Only the words of the entries are wanted, repeated exactly and without images.

***

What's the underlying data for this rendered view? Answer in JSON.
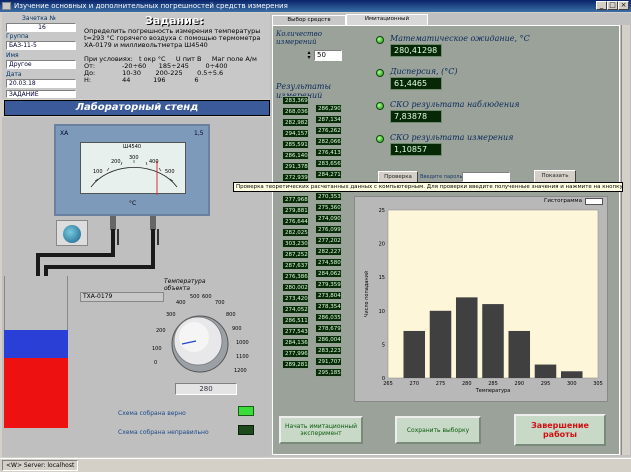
{
  "window": {
    "title": "Изучение основных и дополнительных погрешностей средств измерения",
    "status_bar": "<W> Server: localhost"
  },
  "left": {
    "group_fields": [
      {
        "label": "Зачетка №",
        "value": "16"
      },
      {
        "label": "Группа",
        "value": "БАЗ-11-5"
      },
      {
        "label": "Имя",
        "value": "Другое"
      },
      {
        "label": "Дата",
        "value": "20.03.18"
      },
      {
        "label": "",
        "value": "ЗАДАНИЕ"
      }
    ],
    "task": {
      "title": "Задание:",
      "text": "Определить погрешность измерения температуры\nt=293 °С горячего воздуха с помощью термометра\nХА-0179 и милливольтметра Ш4540\n\nПри условиях:   t окр °С     U пит В     Маг поле А/м\nОт:             -20÷60      185÷245        0÷400\nДо:             10-30       200-225       0.5÷5.6\nН:               44           196              6"
    },
    "stand_title": "Лабораторный стенд",
    "meter": {
      "type_left": "ХА",
      "type_right": "1,5",
      "model": "Ш4540",
      "unit": "°С",
      "scale_labels": [
        "100",
        "200",
        "300",
        "400",
        "500"
      ]
    },
    "thermocouple_label": "ТХА-0179",
    "knob": {
      "title": "Температура объекта",
      "scale": [
        "0",
        "100",
        "200",
        "300",
        "400",
        "500",
        "600",
        "700",
        "800",
        "900",
        "1000",
        "1100",
        "1200"
      ],
      "value": "280"
    },
    "indicators": [
      {
        "label": "Схема собрана верно",
        "state": "on"
      },
      {
        "label": "Схема собрана неправильно",
        "state": "off"
      }
    ]
  },
  "tabs": [
    {
      "label": "Выбор средств измерения",
      "active": false
    },
    {
      "label": "Имитационный эксперимент",
      "active": true
    }
  ],
  "experiment": {
    "count_label": "Количество измерений",
    "count_value": "50",
    "results_label": "Результаты измерений",
    "col1": [
      "283,369",
      "268,036",
      "282,982",
      "294,157",
      "285,591",
      "286,140",
      "291,378",
      "272,939",
      "272,375",
      "277,968",
      "279,881",
      "276,644",
      "282,025",
      "303,230",
      "287,252",
      "287,637",
      "276,386",
      "280,002",
      "273,420",
      "274,052",
      "286,511",
      "277,543",
      "284,136",
      "277,996",
      "289,281"
    ],
    "col2": [
      "286,290",
      "287,134",
      "276,262",
      "282,066",
      "276,413",
      "283,656",
      "284,271",
      "280,712",
      "270,353",
      "275,360",
      "274,090",
      "276,099",
      "277,202",
      "282,227",
      "274,580",
      "284,062",
      "279,359",
      "273,804",
      "278,354",
      "286,035",
      "278,679",
      "286,004",
      "283,223",
      "291,707",
      "295,185"
    ],
    "stats": [
      {
        "label": "Математическое ожидание, °С",
        "value": "280,41298"
      },
      {
        "label": "Дисперсия, (°С)",
        "value": "61,4465"
      },
      {
        "label": "СКО результата наблюдения",
        "value": "7,83878"
      },
      {
        "label": "СКО результата измерения",
        "value": "1,10857"
      }
    ],
    "check_button": "Проверка",
    "password_label": "Введите пароль",
    "show_button": "Показать",
    "tooltip": "Проверка теоретических расчетанных данных с компьютерным. Для проверки введите полученные значения и нажмите на кнопку \"Проверка\"",
    "histogram_label": "Гистограмма"
  },
  "chart_data": {
    "type": "bar",
    "categories": [
      "270",
      "275",
      "280",
      "285",
      "290",
      "295",
      "300"
    ],
    "values": [
      7,
      10,
      12,
      11,
      7,
      2,
      1
    ],
    "title": "",
    "xlabel": "Температура",
    "ylabel": "Число попаданий",
    "ylim": [
      0,
      25
    ],
    "xlim": [
      265,
      305
    ],
    "x_ticks": [
      "265",
      "270",
      "275",
      "280",
      "285",
      "290",
      "295",
      "300",
      "305"
    ],
    "y_ticks": [
      "0",
      "5",
      "10",
      "15",
      "20",
      "25"
    ],
    "bar_color": "#404040",
    "background": "#fdf6d8"
  },
  "buttons": {
    "start": "Начать имитационный эксперимент",
    "save": "Сохранить выборку",
    "finish": "Завершение работы"
  }
}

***

▸ Exercise output
What's the underlying data for this rendered view? Answer in JSON.
{
  "window": {
    "title": "Изучение основных и дополнительных погрешностей средств измерения",
    "status_bar": "<W> Server: localhost"
  },
  "left": {
    "group_fields": [
      {
        "label": "Зачетка №",
        "value": "16"
      },
      {
        "label": "Группа",
        "value": "БАЗ-11-5"
      },
      {
        "label": "Имя",
        "value": "Другое"
      },
      {
        "label": "Дата",
        "value": "20.03.18"
      },
      {
        "label": "",
        "value": "ЗАДАНИЕ"
      }
    ],
    "task": {
      "title": "Задание:",
      "text": "Определить погрешность измерения температуры\nt=293 °С горячего воздуха с помощью термометра\nХА-0179 и милливольтметра Ш4540\n\nПри условиях:   t окр °С     U пит В     Маг поле А/м\nОт:             -20÷60      185÷245        0÷400\nДо:             10-30       200-225       0.5÷5.6\nН:               44           196              6"
    },
    "stand_title": "Лабораторный стенд",
    "meter": {
      "type_left": "ХА",
      "type_right": "1,5",
      "model": "Ш4540",
      "unit": "°С",
      "scale_labels": [
        "100",
        "200",
        "300",
        "400",
        "500"
      ]
    },
    "thermocouple_label": "ТХА-0179",
    "knob": {
      "title": "Температура объекта",
      "scale": [
        "0",
        "100",
        "200",
        "300",
        "400",
        "500",
        "600",
        "700",
        "800",
        "900",
        "1000",
        "1100",
        "1200"
      ],
      "value": "280"
    },
    "indicators": [
      {
        "label": "Схема собрана верно",
        "state": "on"
      },
      {
        "label": "Схема собрана неправильно",
        "state": "off"
      }
    ]
  },
  "tabs": [
    {
      "label": "Выбор средств измерения",
      "active": false
    },
    {
      "label": "Имитационный эксперимент",
      "active": true
    }
  ],
  "experiment": {
    "count_label": "Количество измерений",
    "count_value": "50",
    "results_label": "Результаты измерений",
    "col1": [
      "283,369",
      "268,036",
      "282,982",
      "294,157",
      "285,591",
      "286,140",
      "291,378",
      "272,939",
      "272,375",
      "277,968",
      "279,881",
      "276,644",
      "282,025",
      "303,230",
      "287,252",
      "287,637",
      "276,386",
      "280,002",
      "273,420",
      "274,052",
      "286,511",
      "277,543",
      "284,136",
      "277,996",
      "289,281"
    ],
    "col2": [
      "286,290",
      "287,134",
      "276,262",
      "282,066",
      "276,413",
      "283,656",
      "284,271",
      "280,712",
      "270,353",
      "275,360",
      "274,090",
      "276,099",
      "277,202",
      "282,227",
      "274,580",
      "284,062",
      "279,359",
      "273,804",
      "278,354",
      "286,035",
      "278,679",
      "286,004",
      "283,223",
      "291,707",
      "295,185"
    ],
    "stats": [
      {
        "label": "Математическое ожидание, °С",
        "value": "280,41298"
      },
      {
        "label": "Дисперсия, (°С)",
        "value": "61,4465"
      },
      {
        "label": "СКО результата наблюдения",
        "value": "7,83878"
      },
      {
        "label": "СКО результата измерения",
        "value": "1,10857"
      }
    ],
    "check_button": "Проверка",
    "password_label": "Введите пароль",
    "show_button": "Показать",
    "tooltip": "Проверка теоретических расчетанных данных с компьютерным. Для проверки введите полученные значения и нажмите на кнопку \"Проверка\"",
    "histogram_label": "Гистограмма"
  },
  "chart_data": {
    "type": "bar",
    "categories": [
      "270",
      "275",
      "280",
      "285",
      "290",
      "295",
      "300"
    ],
    "values": [
      7,
      10,
      12,
      11,
      7,
      2,
      1
    ],
    "title": "",
    "xlabel": "Температура",
    "ylabel": "Число попаданий",
    "ylim": [
      0,
      25
    ],
    "xlim": [
      265,
      305
    ],
    "x_ticks": [
      "265",
      "270",
      "275",
      "280",
      "285",
      "290",
      "295",
      "300",
      "305"
    ],
    "y_ticks": [
      "0",
      "5",
      "10",
      "15",
      "20",
      "25"
    ],
    "bar_color": "#404040",
    "background": "#fdf6d8"
  },
  "buttons": {
    "start": "Начать имитационный эксперимент",
    "save": "Сохранить выборку",
    "finish": "Завершение работы"
  }
}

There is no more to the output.